    Why can't I know the future, act (to change it) and then know the future I changed? Or are you saying that if God reveled the future to me, if I were to act and change it, then it wouldn't have been the future God revealed to me? Or, if I were to act and "change" the future, then the other "future" was not really the future in the first place?
    Correct me where I am wrong, I want to understand this.

  2. Suppose, on July 4, 2009, I know that my brother will contract terminal cancer on October 8, 2009 due to an accidental exposure to radiation he suffered on June 17, 2007.

    I travel back in time to prevent the exposure. However, if I prevent the exposure on June 17, 2007, then I can’t know on July 4, 2009 that he will contract terminal cancer on October 8, 2009.

    Having changed the past in that respect, I also change the corresponding future (which is the point of the exercise), and thereby change the future object of knowledge. But the future is relative to my present, which is also relative to the past. So I can’t know on that date the future occurrence of an event which I preempted by going back in time.

    The past is the source of my future knowledge.

    (By contrast, God knows the future because God caused both the past and the future. And God doesn’t change the past.)

  3. Steve,

    I think it's helpful to note, as well, that the "noseeum assumption" is the central argument of Job. Thus, this theodicy is already built into Christian theism, which means that your thought experiments are strictly speaking unnecessary supplements to make an internal defense of Christian theism.

  4. desireforspiritualgrowth said...

    Why can't I know the future, act (to change it) and then know the future I changed?

    I agree with Steve's explanation. Apparently, so do many modern Sci Fi writers. That's why they often explain "changes" in the timeline as actually the creation of a parallel universe. See the recent Stargate Continuum movie and the accompanying Special Features.

    Also, while it's impossible to change the future, it's possible to affect the future with advanced information of a possible "certain" future if things don't change from the present to that future date.

    So, for example, when God told Hezekiah that he was about to die in the near future, it was true given he didn't respond (to God's insight into the "future") in the way God intended. God intended that when Hezekiah heard that he was about to die, that he would cry out to God for greater mercy and that would be the opportunity for God to answer his prayer to extend his life. Which was God's intention all along.

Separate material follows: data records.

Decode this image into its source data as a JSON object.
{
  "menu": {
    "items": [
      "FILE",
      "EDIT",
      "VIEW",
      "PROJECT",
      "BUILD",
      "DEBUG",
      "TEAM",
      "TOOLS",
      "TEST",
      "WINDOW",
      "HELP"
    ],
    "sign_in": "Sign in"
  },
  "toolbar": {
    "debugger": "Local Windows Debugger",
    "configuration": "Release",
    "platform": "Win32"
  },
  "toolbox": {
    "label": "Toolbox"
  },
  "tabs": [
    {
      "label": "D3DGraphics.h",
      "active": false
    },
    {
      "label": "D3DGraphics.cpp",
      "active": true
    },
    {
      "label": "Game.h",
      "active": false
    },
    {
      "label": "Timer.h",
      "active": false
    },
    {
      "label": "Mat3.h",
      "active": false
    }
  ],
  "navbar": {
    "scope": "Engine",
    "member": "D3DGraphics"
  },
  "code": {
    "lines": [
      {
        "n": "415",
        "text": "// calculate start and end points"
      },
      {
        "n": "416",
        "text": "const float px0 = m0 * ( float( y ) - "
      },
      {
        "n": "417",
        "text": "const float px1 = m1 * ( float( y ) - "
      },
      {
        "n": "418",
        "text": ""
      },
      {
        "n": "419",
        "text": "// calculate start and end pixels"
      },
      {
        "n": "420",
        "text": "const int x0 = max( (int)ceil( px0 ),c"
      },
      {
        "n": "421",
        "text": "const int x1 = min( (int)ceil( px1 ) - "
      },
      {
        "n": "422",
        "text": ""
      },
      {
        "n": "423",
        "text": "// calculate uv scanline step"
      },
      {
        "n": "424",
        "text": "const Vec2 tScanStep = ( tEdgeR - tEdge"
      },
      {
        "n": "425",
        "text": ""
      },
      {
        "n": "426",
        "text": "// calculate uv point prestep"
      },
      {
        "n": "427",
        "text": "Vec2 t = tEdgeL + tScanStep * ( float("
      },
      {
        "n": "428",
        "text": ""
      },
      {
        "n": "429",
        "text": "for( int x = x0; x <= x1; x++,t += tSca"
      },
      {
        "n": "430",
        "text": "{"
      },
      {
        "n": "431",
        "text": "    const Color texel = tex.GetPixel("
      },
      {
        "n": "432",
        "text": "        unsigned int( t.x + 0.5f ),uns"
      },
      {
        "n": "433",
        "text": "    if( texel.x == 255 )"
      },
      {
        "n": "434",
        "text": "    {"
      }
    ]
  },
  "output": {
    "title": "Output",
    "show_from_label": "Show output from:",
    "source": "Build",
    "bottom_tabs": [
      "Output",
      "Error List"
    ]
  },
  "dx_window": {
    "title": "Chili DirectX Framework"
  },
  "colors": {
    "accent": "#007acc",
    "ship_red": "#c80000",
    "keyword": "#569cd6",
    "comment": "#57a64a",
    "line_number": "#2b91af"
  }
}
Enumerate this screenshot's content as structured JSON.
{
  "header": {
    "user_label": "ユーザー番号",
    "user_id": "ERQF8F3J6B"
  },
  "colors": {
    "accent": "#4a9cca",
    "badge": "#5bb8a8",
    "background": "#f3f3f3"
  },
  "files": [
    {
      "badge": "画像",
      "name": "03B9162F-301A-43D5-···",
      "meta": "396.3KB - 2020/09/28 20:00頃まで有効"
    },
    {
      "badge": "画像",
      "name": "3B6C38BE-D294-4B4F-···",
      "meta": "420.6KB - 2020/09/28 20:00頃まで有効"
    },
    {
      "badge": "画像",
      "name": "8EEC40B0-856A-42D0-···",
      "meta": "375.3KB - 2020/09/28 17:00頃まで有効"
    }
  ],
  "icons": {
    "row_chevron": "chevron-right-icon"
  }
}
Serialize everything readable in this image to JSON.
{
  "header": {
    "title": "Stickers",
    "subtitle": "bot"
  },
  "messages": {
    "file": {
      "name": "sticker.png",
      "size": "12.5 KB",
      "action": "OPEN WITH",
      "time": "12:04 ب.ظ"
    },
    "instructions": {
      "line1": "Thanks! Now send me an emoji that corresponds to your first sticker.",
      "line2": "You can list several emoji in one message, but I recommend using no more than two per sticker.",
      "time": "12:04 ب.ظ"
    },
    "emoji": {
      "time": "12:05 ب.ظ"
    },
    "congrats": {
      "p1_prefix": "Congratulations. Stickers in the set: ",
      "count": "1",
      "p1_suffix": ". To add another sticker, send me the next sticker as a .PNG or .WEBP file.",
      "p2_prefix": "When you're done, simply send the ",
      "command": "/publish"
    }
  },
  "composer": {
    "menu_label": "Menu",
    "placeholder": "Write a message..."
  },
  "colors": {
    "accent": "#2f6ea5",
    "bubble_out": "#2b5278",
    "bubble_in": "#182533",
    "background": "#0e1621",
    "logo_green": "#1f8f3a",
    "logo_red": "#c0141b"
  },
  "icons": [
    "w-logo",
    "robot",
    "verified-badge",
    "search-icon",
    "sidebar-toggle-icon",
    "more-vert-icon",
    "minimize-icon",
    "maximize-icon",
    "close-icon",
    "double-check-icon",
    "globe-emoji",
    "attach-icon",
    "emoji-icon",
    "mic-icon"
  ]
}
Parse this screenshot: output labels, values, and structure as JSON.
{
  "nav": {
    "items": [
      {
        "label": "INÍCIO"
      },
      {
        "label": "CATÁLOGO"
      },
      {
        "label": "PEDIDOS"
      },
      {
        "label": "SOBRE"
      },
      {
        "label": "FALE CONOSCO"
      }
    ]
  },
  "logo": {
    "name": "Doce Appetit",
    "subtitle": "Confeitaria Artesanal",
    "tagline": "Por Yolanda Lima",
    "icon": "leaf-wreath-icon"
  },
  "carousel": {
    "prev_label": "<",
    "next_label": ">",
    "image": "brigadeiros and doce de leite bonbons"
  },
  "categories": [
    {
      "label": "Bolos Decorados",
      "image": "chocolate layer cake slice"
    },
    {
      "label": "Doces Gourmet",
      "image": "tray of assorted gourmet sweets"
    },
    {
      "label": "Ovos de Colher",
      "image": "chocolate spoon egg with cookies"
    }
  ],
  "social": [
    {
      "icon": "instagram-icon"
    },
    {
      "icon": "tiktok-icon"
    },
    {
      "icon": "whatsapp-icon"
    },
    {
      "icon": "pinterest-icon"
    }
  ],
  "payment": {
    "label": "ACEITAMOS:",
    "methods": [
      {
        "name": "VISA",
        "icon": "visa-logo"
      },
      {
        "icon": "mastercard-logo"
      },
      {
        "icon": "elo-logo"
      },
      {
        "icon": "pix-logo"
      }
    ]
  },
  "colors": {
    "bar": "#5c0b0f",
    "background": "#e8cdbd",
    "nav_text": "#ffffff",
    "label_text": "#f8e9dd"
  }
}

    In Steve's example, by God's ordinary providence (by which natural processes occur in a predictable manner), his brother's death on Oct. 8th was "certain". Steve can't go back in time to change the past (and by so doing change the future), but he could pray to God to have mercy and heal his brother so that his brother doesn't die Oct. 8.

    Steve, would you agree?